Rudd's pronouncement Friday that he would go against Prime Minister Julia Gillard in the vote followed weeks of denials that he wanted to return to the top job. Gillard ousted Rudd as prime minister in June 2010 in an internal party coup, and their center-left Labor Party scraped through elections later that year to lead a minority government.
"It's no secret that our government has a lot of work to do if it is to regain the confidence of the Australian people," Rudd said during a speech in the eastern city of Brisbane. "Starting on Monday, I'm going to start restoring that trust."
"I want to finish the job the Australian people elected me to do when I was elected by them to become prime minister," he said Friday.
Rudd resigned as foreign minister during a trip to the U.S. earlier this week, saying he could not continue in his role without the support of the prime minister. Gillard then announced a party leadership election Monday to try to firm up her position.
The government could fall if Rudd wins because Labor's single-seat majority in the House of Representatives depends on a coalition with two independent lawmakers and one from the Greens Party. Early elections would be held if neither Labor nor the conservative opposition coalition can muster a majority.
Gillard later attacked Rudd on the issue of trust, noting that Rudd has refused to deny accusations that he actively worked behind the scenes to undermine and destabilize her government.
"The choice that the nation faces and my parliamentary colleagues face on Monday is a choice as to who has got the character, the temperament, the strength to deliver on behalf of the Australian people," Gillard told reporters.
"This isn't 'Celebrity Big Brother'; it's about working out who can lead the nation, who has got the ability to get things done," she added, referring to a reality TV show in which housemates are voted off.

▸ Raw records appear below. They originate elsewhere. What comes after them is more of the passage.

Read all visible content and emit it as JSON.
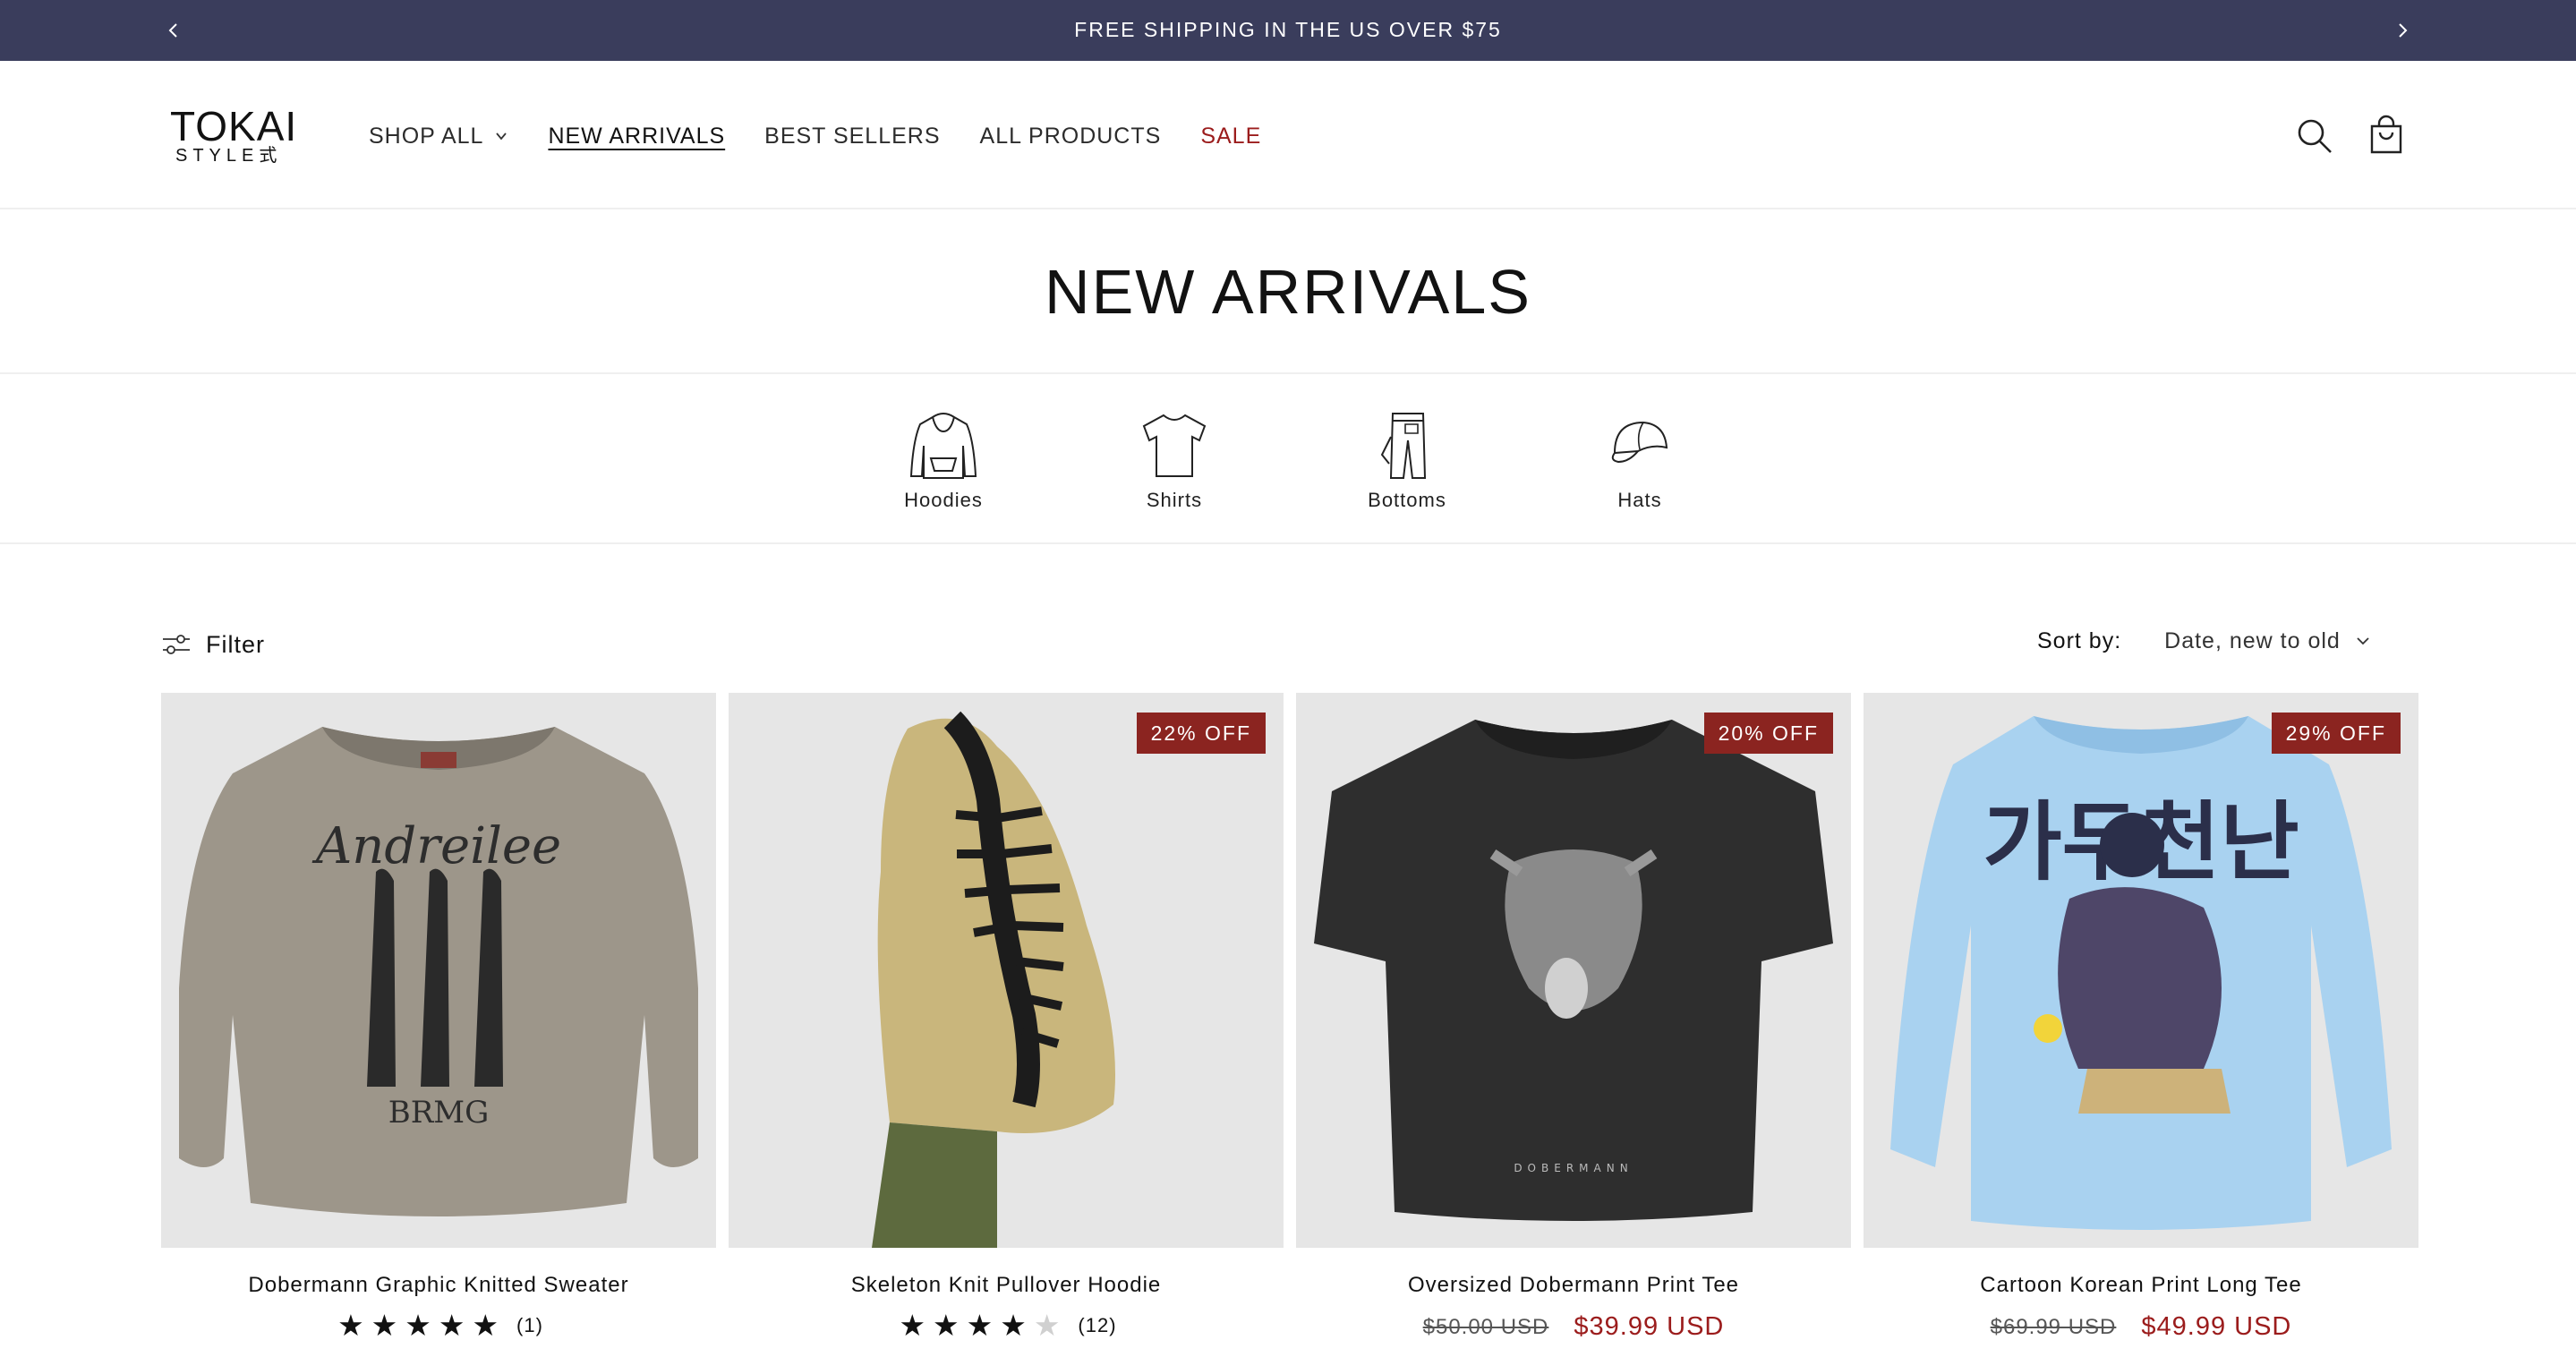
{
  "announcement": {
    "text": "FREE SHIPPING IN THE US OVER $75"
  },
  "logo": {
    "line1": "TOKAI",
    "line2": "STYLE式"
  },
  "nav": {
    "items": [
      {
        "label": "SHOP ALL"
      },
      {
        "label": "NEW ARRIVALS"
      },
      {
        "label": "BEST SELLERS"
      },
      {
        "label": "ALL PRODUCTS"
      },
      {
        "label": "SALE"
      }
    ]
  },
  "page": {
    "title": "NEW ARRIVALS"
  },
  "categories": [
    {
      "label": "Hoodies",
      "icon": "hoodie-icon"
    },
    {
      "label": "Shirts",
      "icon": "shirt-icon"
    },
    {
      "label": "Bottoms",
      "icon": "pants-icon"
    },
    {
      "label": "Hats",
      "icon": "cap-icon"
    }
  ],
  "toolbar": {
    "filter_label": "Filter",
    "sort_label": "Sort by:",
    "sort_value": "Date, new to old"
  },
  "products": [
    {
      "name": "Dobermann Graphic Knitted Sweater",
      "badge": "",
      "rating": 5,
      "review_count": "(1)",
      "old_price": "",
      "price": "",
      "print_text": "Andreilee",
      "print_text2": "BRMG"
    },
    {
      "name": "Skeleton Knit Pullover Hoodie",
      "badge": "22% OFF",
      "rating": 4,
      "review_count": "(12)",
      "old_price": "",
      "price": ""
    },
    {
      "name": "Oversized Dobermann Print Tee",
      "badge": "20% OFF",
      "rating": 0,
      "review_count": "",
      "old_price": "$50.00 USD",
      "price": "$39.99 USD",
      "print_text": "DOBERMANN"
    },
    {
      "name": "Cartoon Korean Print Long Tee",
      "badge": "29% OFF",
      "rating": 0,
      "review_count": "",
      "old_price": "$69.99 USD",
      "price": "$49.99 USD",
      "print_text": "가두천난"
    }
  ],
  "colors": {
    "announce_bg": "#3a3d5c",
    "sale_red": "#9b1c1c",
    "badge_bg": "#8b2420",
    "card_bg": "#e6e6e6"
  }
}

Gillard said Rudd's colleagues turned on him in 2010 because his government was in a "chaotic" and "paralyzed" state.
She said she expected to win "very strong support" among her 103 colleagues in Monday's ballot and lead Labor to victory at elections next year.
Gillard has said she will abandon her leadership ambitions if Labor lawmakers choose Rudd over her, and she called on Rudd to do the same if he loses.
Analysts expect that Gillard has enough support to remain in power for now, but she and her government are unpopular among voters.
Rudd supporters have said that even if he lost Monday, he would simply build support and try again later. But in his speech Friday, Rudd dismissed the idea of mounting another challenge if this one fails.
"I would go to the backbench and I would not challenge Julia a second time," he said.
For weeks, Rudd denied widespread rumors that he was planning a run for Gillard's job. Before Rudd announced his resignation, Gillard had refused to comment on media reports that she intended to fire him as foreign minister for disloyalty.
Rudd accused Gillard of showing disloyalty to him by failing to silence senior ministers who accused him of being dysfunctional and of secretly undermining the Australian government while he served as its top international envoy.
In his speech Friday, Rudd said the Labor Party under its current leader was headed for a devastating defeat at the next elections, and said Gillard had lost the trust of Australians.
Associated Press writer Rod McGuirk in Canberra, Australia, contributed to this report.